→ Records:
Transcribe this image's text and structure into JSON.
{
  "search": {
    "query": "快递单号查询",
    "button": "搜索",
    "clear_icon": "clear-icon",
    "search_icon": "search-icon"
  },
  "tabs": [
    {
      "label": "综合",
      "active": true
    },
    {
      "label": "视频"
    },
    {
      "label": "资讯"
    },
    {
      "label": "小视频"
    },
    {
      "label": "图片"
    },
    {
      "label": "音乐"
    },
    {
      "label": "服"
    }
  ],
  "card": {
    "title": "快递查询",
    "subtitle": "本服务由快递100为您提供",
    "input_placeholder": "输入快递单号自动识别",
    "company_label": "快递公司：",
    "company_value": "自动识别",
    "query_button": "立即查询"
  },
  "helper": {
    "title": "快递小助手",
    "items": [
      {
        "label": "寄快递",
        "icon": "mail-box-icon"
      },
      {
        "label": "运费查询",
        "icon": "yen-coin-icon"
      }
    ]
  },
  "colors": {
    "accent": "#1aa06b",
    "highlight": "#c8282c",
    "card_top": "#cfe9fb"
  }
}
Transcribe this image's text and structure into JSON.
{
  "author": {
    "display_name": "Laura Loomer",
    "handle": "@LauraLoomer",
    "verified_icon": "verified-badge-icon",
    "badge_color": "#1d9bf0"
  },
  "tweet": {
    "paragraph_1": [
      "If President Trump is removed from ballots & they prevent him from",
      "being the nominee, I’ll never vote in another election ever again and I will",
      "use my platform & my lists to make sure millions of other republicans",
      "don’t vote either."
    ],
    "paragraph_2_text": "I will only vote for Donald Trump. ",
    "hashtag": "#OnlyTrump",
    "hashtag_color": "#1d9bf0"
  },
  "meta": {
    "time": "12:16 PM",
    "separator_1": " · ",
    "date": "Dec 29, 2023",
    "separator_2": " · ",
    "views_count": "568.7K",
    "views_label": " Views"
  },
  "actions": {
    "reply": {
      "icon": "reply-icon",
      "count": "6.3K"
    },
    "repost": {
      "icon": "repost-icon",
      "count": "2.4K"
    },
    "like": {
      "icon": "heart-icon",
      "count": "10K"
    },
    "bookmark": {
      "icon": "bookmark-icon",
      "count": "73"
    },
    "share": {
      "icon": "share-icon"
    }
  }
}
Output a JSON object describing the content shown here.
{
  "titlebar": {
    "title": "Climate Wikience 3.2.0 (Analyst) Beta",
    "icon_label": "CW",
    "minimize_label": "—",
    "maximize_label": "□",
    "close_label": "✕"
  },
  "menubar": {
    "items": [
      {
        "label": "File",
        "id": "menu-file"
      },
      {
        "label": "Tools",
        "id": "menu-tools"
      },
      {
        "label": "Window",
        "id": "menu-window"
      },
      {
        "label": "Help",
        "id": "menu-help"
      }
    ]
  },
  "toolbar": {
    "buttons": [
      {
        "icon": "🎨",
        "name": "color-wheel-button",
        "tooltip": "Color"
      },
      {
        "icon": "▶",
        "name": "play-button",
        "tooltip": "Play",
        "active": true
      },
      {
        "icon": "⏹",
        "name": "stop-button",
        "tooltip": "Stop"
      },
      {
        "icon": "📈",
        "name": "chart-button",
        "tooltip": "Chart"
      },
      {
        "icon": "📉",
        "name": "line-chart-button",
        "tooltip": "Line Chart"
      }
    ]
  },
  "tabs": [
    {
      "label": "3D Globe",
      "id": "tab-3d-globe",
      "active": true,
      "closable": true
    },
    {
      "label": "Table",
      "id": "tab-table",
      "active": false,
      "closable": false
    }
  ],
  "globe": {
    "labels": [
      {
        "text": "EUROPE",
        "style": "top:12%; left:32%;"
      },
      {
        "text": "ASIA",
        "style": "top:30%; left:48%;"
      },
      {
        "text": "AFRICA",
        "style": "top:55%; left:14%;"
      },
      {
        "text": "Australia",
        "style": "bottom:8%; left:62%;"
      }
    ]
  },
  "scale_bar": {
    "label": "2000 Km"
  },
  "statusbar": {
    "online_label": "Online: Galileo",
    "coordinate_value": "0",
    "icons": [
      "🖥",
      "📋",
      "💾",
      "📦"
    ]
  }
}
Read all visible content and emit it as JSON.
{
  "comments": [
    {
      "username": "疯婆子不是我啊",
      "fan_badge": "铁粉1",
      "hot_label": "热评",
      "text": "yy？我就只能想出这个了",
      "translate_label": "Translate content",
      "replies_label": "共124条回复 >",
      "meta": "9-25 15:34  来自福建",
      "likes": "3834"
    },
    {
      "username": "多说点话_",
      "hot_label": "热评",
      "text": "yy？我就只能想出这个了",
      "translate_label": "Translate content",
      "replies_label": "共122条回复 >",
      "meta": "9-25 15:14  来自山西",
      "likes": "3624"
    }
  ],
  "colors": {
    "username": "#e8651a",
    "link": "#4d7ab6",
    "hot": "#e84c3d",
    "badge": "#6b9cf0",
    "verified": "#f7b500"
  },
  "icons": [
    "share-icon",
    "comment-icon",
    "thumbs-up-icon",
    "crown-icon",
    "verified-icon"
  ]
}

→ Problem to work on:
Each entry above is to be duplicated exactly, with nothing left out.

→ Task response:
Transcribe this image's text and structure into JSON.
{
  "search": {
    "query": "快递单号查询",
    "button": "搜索",
    "clear_icon": "clear-icon",
    "search_icon": "search-icon"
  },
  "tabs": [
    {
      "label": "综合",
      "active": true
    },
    {
      "label": "视频"
    },
    {
      "label": "资讯"
    },
    {
      "label": "小视频"
    },
    {
      "label": "图片"
    },
    {
      "label": "音乐"
    },
    {
      "label": "服"
    }
  ],
  "card": {
    "title": "快递查询",
    "subtitle": "本服务由快递100为您提供",
    "input_placeholder": "输入快递单号自动识别",
    "company_label": "快递公司：",
    "company_value": "自动识别",
    "query_button": "立即查询"
  },
  "helper": {
    "title": "快递小助手",
    "items": [
      {
        "label": "寄快递",
        "icon": "mail-box-icon"
      },
      {
        "label": "运费查询",
        "icon": "yen-coin-icon"
      }
    ]
  },
  "colors": {
    "accent": "#1aa06b",
    "highlight": "#c8282c",
    "card_top": "#cfe9fb"
  }
}
Transcribe this image's text and structure into JSON.
{
  "author": {
    "display_name": "Laura Loomer",
    "handle": "@LauraLoomer",
    "verified_icon": "verified-badge-icon",
    "badge_color": "#1d9bf0"
  },
  "tweet": {
    "paragraph_1": [
      "If President Trump is removed from ballots & they prevent him from",
      "being the nominee, I’ll never vote in another election ever again and I will",
      "use my platform & my lists to make sure millions of other republicans",
      "don’t vote either."
    ],
    "paragraph_2_text": "I will only vote for Donald Trump. ",
    "hashtag": "#OnlyTrump",
    "hashtag_color": "#1d9bf0"
  },
  "meta": {
    "time": "12:16 PM",
    "separator_1": " · ",
    "date": "Dec 29, 2023",
    "separator_2": " · ",
    "views_count": "568.7K",
    "views_label": " Views"
  },
  "actions": {
    "reply": {
      "icon": "reply-icon",
      "count": "6.3K"
    },
    "repost": {
      "icon": "repost-icon",
      "count": "2.4K"
    },
    "like": {
      "icon": "heart-icon",
      "count": "10K"
    },
    "bookmark": {
      "icon": "bookmark-icon",
      "count": "73"
    },
    "share": {
      "icon": "share-icon"
    }
  }
}
Output a JSON object describing the content shown here.
{
  "titlebar": {
    "title": "Climate Wikience 3.2.0 (Analyst) Beta",
    "icon_label": "CW",
    "minimize_label": "—",
    "maximize_label": "□",
    "close_label": "✕"
  },
  "menubar": {
    "items": [
      {
        "label": "File",
        "id": "menu-file"
      },
      {
        "label": "Tools",
        "id": "menu-tools"
      },
      {
        "label": "Window",
        "id": "menu-window"
      },
      {
        "label": "Help",
        "id": "menu-help"
      }
    ]
  },
  "toolbar": {
    "buttons": [
      {
        "icon": "🎨",
        "name": "color-wheel-button",
        "tooltip": "Color"
      },
      {
        "icon": "▶",
        "name": "play-button",
        "tooltip": "Play",
        "active": true
      },
      {
        "icon": "⏹",
        "name": "stop-button",
        "tooltip": "Stop"
      },
      {
        "icon": "📈",
        "name": "chart-button",
        "tooltip": "Chart"
      },
      {
        "icon": "📉",
        "name": "line-chart-button",
        "tooltip": "Line Chart"
      }
    ]
  },
  "tabs": [
    {
      "label": "3D Globe",
      "id": "tab-3d-globe",
      "active": true,
      "closable": true
    },
    {
      "label": "Table",
      "id": "tab-table",
      "active": false,
      "closable": false
    }
  ],
  "globe": {
    "labels": [
      {
        "text": "EUROPE",
        "style": "top:12%; left:32%;"
      },
      {
        "text": "ASIA",
        "style": "top:30%; left:48%;"
      },
      {
        "text": "AFRICA",
        "style": "top:55%; left:14%;"
      },
      {
        "text": "Australia",
        "style": "bottom:8%; left:62%;"
      }
    ]
  },
  "scale_bar": {
    "label": "2000 Km"
  },
  "statusbar": {
    "online_label": "Online: Galileo",
    "coordinate_value": "0",
    "icons": [
      "🖥",
      "📋",
      "💾",
      "📦"
    ]
  }
}
Read all visible content and emit it as JSON.
{
  "comments": [
    {
      "username": "疯婆子不是我啊",
      "fan_badge": "铁粉1",
      "hot_label": "热评",
      "text": "yy？我就只能想出这个了",
      "translate_label": "Translate content",
      "replies_label": "共124条回复 >",
      "meta": "9-25 15:34  来自福建",
      "likes": "3834"
    },
    {
      "username": "多说点话_",
      "hot_label": "热评",
      "text": "yy？我就只能想出这个了",
      "translate_label": "Translate content",
      "replies_label": "共122条回复 >",
      "meta": "9-25 15:14  来自山西",
      "likes": "3624"
    }
  ],
  "colors": {
    "username": "#e8651a",
    "link": "#4d7ab6",
    "hot": "#e84c3d",
    "badge": "#6b9cf0",
    "verified": "#f7b500"
  },
  "icons": [
    "share-icon",
    "comment-icon",
    "thumbs-up-icon",
    "crown-icon",
    "verified-icon"
  ]
}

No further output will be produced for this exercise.